§ Task description:
Which lines below contain "into"? Pull them out.

Material provided: Begin

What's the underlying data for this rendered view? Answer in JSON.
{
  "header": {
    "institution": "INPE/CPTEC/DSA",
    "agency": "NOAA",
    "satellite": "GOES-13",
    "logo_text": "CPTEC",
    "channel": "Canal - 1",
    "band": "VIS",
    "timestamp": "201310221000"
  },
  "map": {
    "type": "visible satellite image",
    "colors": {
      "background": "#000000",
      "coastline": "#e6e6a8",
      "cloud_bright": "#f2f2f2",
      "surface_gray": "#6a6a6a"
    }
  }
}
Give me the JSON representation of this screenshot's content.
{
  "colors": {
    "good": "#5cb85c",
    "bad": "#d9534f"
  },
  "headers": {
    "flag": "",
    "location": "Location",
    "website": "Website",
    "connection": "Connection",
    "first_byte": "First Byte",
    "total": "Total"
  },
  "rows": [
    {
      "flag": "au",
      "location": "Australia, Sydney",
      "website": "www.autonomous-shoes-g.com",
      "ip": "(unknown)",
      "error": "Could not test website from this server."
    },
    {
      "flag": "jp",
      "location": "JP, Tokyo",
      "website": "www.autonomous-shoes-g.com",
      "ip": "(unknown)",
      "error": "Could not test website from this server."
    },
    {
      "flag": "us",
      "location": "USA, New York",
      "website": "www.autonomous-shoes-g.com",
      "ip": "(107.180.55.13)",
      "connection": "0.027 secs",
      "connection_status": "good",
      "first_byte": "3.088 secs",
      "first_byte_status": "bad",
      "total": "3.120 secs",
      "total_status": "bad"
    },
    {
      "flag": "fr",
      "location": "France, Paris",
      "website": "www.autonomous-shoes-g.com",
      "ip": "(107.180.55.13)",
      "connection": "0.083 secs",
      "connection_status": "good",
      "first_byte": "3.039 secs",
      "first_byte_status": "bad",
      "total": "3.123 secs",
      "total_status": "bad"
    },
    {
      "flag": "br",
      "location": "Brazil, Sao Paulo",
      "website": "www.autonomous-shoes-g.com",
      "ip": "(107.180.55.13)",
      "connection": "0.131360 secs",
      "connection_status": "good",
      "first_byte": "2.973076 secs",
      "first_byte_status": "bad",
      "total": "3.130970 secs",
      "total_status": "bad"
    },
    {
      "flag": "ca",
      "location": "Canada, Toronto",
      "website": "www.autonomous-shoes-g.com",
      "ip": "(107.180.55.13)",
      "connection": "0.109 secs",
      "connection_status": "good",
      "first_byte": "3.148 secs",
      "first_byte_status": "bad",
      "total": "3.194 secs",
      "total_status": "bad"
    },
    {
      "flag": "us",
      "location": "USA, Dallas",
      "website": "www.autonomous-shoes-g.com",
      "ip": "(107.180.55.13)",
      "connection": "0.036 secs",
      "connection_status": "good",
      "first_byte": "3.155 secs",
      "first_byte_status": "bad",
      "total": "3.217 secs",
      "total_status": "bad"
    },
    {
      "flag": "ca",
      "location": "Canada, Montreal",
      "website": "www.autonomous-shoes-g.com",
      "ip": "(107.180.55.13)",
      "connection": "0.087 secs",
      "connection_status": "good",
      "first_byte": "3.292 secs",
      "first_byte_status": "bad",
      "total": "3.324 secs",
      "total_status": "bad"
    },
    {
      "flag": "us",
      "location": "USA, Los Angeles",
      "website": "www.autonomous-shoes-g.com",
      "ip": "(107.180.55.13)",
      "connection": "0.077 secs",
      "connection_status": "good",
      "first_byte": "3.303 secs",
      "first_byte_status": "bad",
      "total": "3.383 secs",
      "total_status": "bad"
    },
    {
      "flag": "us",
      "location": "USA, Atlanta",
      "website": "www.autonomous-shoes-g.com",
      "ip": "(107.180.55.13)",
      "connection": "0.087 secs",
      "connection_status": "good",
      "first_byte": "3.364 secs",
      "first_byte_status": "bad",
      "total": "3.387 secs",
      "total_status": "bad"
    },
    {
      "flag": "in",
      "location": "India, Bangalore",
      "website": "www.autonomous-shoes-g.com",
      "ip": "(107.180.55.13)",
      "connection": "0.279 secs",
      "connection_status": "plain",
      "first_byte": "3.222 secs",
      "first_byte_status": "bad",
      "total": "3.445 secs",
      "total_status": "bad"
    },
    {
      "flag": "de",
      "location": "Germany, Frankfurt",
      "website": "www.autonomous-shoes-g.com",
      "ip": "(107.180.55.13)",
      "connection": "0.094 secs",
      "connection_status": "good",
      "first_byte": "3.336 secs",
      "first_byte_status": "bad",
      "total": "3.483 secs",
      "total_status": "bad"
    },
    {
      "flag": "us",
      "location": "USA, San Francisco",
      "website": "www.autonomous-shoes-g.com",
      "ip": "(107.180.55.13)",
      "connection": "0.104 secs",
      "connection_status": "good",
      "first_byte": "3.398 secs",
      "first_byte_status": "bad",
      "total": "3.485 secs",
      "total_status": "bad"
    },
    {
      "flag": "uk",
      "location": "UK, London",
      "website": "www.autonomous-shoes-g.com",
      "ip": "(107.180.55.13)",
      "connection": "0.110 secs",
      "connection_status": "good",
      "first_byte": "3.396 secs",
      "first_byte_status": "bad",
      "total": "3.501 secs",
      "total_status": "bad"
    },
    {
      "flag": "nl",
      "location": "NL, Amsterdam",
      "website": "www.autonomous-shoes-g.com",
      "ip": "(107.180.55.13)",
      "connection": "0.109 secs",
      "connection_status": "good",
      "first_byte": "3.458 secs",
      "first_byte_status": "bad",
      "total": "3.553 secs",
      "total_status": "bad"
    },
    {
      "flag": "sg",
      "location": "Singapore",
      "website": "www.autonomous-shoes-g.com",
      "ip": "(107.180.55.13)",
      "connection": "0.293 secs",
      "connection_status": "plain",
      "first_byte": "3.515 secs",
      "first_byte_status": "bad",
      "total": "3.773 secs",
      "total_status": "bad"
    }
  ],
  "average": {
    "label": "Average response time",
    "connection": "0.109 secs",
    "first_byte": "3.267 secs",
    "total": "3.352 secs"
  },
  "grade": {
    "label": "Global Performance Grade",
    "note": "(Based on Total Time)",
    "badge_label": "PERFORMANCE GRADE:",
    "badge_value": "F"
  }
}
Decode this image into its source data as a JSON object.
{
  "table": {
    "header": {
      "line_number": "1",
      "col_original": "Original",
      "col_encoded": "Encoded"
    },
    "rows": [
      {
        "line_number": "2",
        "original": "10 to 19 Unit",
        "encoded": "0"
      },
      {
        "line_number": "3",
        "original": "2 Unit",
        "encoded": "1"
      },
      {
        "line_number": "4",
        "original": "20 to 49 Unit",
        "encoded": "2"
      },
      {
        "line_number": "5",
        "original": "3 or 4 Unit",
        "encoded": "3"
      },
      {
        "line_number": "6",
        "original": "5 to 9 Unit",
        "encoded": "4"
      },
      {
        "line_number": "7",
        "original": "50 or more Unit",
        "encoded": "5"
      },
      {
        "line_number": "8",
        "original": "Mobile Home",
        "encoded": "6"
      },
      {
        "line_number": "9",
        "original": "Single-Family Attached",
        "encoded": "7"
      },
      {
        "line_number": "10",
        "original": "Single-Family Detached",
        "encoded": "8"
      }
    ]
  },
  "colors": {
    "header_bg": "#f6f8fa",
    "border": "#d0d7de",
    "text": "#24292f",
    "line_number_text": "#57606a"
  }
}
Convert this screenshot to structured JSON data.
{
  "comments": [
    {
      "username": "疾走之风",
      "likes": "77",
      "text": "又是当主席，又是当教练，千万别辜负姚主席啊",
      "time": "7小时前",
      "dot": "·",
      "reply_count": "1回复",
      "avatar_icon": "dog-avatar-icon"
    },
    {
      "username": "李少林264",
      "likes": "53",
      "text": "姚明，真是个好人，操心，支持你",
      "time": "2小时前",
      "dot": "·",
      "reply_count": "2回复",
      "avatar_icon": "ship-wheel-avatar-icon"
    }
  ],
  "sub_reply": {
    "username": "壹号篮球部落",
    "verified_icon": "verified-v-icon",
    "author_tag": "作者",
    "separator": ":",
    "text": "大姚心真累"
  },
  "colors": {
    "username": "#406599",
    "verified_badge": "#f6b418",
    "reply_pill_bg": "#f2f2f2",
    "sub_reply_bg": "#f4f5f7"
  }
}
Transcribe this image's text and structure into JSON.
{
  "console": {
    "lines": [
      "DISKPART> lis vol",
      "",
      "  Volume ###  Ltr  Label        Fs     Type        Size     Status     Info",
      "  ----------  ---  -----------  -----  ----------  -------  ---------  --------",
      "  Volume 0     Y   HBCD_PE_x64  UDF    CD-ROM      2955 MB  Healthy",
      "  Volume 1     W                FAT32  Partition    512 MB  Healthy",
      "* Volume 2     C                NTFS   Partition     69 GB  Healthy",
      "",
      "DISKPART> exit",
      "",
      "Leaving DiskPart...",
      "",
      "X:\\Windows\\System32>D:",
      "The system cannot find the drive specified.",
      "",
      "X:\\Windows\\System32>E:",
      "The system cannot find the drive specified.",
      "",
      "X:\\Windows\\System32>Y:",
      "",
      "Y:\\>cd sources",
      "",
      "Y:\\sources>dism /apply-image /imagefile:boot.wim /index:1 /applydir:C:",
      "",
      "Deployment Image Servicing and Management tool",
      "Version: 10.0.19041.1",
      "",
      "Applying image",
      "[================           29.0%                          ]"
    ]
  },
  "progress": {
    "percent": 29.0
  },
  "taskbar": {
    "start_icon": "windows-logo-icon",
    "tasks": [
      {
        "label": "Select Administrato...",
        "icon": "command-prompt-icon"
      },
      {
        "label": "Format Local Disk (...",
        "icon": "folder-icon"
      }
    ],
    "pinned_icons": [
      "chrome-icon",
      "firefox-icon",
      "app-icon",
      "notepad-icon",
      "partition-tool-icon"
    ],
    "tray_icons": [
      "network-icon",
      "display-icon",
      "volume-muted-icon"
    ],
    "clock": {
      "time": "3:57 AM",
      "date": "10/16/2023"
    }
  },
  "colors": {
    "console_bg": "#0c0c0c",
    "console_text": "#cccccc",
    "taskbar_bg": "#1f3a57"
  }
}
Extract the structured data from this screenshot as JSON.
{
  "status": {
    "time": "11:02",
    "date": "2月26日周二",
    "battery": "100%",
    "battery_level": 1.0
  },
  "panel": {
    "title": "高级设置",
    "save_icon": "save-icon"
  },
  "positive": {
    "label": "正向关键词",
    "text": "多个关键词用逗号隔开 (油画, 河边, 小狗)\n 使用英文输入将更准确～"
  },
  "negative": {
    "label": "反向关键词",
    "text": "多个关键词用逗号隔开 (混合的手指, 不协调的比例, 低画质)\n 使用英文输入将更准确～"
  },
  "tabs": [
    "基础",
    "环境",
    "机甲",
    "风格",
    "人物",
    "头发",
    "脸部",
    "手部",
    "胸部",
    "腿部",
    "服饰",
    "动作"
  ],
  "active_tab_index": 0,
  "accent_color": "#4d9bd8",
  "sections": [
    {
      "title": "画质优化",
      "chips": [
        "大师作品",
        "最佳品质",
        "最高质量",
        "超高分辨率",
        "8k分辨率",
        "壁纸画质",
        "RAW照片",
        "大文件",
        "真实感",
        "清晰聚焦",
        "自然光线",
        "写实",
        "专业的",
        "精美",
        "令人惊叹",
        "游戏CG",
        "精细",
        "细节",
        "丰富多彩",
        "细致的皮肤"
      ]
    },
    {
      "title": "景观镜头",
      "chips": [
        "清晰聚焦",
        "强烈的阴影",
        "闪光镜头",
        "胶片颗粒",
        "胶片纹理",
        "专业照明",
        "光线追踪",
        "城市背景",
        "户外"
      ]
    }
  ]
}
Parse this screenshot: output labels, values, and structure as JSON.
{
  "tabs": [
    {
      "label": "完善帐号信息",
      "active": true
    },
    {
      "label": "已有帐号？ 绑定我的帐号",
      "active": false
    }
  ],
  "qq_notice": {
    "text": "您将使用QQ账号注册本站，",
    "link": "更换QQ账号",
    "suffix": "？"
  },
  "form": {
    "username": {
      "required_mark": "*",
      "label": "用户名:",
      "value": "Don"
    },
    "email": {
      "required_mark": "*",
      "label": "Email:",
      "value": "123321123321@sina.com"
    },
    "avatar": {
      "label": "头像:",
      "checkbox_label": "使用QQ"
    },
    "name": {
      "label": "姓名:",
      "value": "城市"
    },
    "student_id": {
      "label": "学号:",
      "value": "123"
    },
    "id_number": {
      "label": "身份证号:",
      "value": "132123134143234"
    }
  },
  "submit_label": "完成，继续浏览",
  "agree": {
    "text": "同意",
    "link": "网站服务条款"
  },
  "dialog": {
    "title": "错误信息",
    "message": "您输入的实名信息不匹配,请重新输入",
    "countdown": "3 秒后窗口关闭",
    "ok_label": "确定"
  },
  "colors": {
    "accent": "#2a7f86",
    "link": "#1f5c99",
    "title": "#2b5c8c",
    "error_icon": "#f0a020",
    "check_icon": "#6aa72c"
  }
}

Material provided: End

§ Response box:
Decode this image into its source data as a JSON object.
Transcribe this image's text and structure into JSON.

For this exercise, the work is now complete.